Top of RECORD EXTRACTS

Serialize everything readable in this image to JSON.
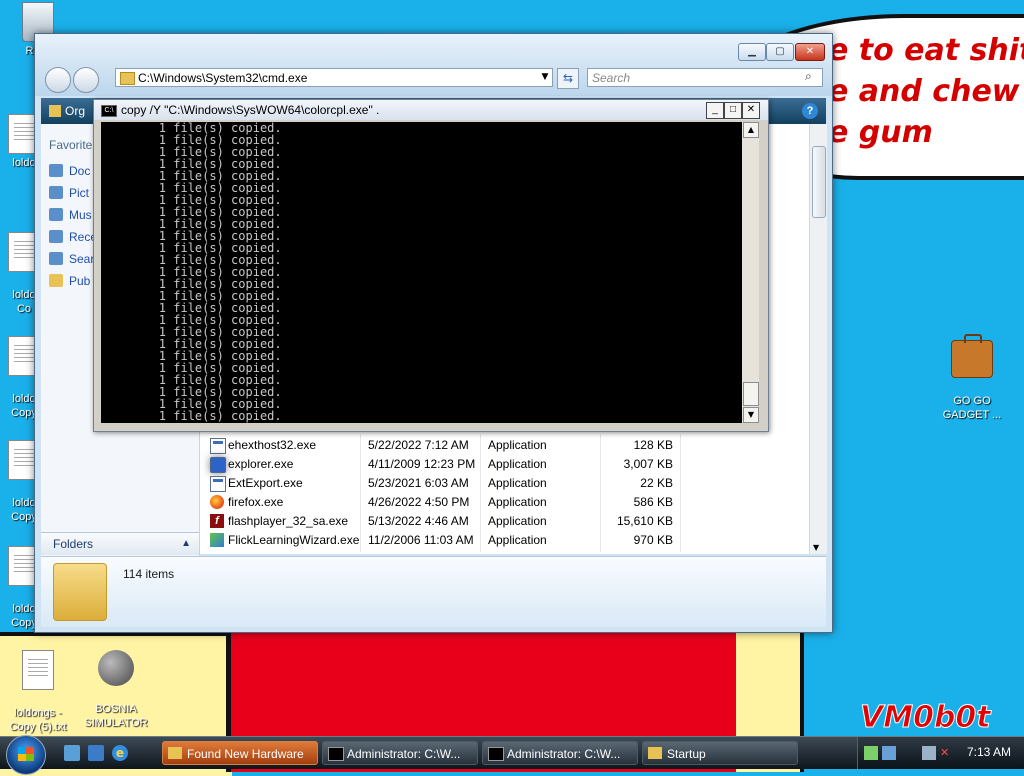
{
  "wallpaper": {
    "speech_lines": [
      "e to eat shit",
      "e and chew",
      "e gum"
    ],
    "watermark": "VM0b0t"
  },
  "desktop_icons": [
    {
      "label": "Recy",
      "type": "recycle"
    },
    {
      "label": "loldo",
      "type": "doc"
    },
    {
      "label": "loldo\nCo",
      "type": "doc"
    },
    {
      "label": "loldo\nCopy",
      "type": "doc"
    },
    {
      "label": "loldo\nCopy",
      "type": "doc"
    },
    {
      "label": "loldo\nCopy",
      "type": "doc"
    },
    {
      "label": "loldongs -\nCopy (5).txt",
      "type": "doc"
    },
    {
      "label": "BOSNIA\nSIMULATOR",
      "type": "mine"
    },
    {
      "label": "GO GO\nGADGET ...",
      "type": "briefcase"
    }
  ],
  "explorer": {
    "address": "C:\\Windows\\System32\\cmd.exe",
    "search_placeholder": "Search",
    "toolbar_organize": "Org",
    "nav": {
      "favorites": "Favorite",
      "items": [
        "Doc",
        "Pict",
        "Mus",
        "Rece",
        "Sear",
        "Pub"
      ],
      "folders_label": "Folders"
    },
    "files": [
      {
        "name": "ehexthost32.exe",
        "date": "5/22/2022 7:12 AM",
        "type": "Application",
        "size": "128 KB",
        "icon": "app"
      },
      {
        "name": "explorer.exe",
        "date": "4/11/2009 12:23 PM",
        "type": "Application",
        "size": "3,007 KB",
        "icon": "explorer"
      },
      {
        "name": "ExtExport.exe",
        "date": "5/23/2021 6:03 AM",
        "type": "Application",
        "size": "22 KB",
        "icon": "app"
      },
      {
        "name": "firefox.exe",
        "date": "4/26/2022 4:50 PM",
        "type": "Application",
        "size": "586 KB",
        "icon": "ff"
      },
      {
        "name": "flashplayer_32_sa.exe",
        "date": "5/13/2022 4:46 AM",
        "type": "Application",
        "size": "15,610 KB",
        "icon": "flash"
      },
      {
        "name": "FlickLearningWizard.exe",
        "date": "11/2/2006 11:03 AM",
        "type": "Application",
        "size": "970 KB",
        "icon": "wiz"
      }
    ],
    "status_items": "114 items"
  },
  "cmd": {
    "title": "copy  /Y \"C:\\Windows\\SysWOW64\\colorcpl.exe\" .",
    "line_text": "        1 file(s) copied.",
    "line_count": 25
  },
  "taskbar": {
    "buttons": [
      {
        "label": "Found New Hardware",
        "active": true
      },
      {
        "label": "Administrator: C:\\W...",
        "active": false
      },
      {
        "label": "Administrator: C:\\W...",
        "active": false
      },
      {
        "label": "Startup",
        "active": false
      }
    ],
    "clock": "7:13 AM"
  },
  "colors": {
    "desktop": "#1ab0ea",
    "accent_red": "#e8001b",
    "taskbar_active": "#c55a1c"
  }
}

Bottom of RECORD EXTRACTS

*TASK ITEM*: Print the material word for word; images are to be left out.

*ANSWER TO THE EXERCISE*:
Serialize everything readable in this image to JSON.
{
  "wallpaper": {
    "speech_lines": [
      "e to eat shit",
      "e and chew",
      "e gum"
    ],
    "watermark": "VM0b0t"
  },
  "desktop_icons": [
    {
      "label": "Recy",
      "type": "recycle"
    },
    {
      "label": "loldo",
      "type": "doc"
    },
    {
      "label": "loldo\nCo",
      "type": "doc"
    },
    {
      "label": "loldo\nCopy",
      "type": "doc"
    },
    {
      "label": "loldo\nCopy",
      "type": "doc"
    },
    {
      "label": "loldo\nCopy",
      "type": "doc"
    },
    {
      "label": "loldongs -\nCopy (5).txt",
      "type": "doc"
    },
    {
      "label": "BOSNIA\nSIMULATOR",
      "type": "mine"
    },
    {
      "label": "GO GO\nGADGET ...",
      "type": "briefcase"
    }
  ],
  "explorer": {
    "address": "C:\\Windows\\System32\\cmd.exe",
    "search_placeholder": "Search",
    "toolbar_organize": "Org",
    "nav": {
      "favorites": "Favorite",
      "items": [
        "Doc",
        "Pict",
        "Mus",
        "Rece",
        "Sear",
        "Pub"
      ],
      "folders_label": "Folders"
    },
    "files": [
      {
        "name": "ehexthost32.exe",
        "date": "5/22/2022 7:12 AM",
        "type": "Application",
        "size": "128 KB",
        "icon": "app"
      },
      {
        "name": "explorer.exe",
        "date": "4/11/2009 12:23 PM",
        "type": "Application",
        "size": "3,007 KB",
        "icon": "explorer"
      },
      {
        "name": "ExtExport.exe",
        "date": "5/23/2021 6:03 AM",
        "type": "Application",
        "size": "22 KB",
        "icon": "app"
      },
      {
        "name": "firefox.exe",
        "date": "4/26/2022 4:50 PM",
        "type": "Application",
        "size": "586 KB",
        "icon": "ff"
      },
      {
        "name": "flashplayer_32_sa.exe",
        "date": "5/13/2022 4:46 AM",
        "type": "Application",
        "size": "15,610 KB",
        "icon": "flash"
      },
      {
        "name": "FlickLearningWizard.exe",
        "date": "11/2/2006 11:03 AM",
        "type": "Application",
        "size": "970 KB",
        "icon": "wiz"
      }
    ],
    "status_items": "114 items"
  },
  "cmd": {
    "title": "copy  /Y \"C:\\Windows\\SysWOW64\\colorcpl.exe\" .",
    "line_text": "        1 file(s) copied.",
    "line_count": 25
  },
  "taskbar": {
    "buttons": [
      {
        "label": "Found New Hardware",
        "active": true
      },
      {
        "label": "Administrator: C:\\W...",
        "active": false
      },
      {
        "label": "Administrator: C:\\W...",
        "active": false
      },
      {
        "label": "Startup",
        "active": false
      }
    ],
    "clock": "7:13 AM"
  },
  "colors": {
    "desktop": "#1ab0ea",
    "accent_red": "#e8001b",
    "taskbar_active": "#c55a1c"
  }
}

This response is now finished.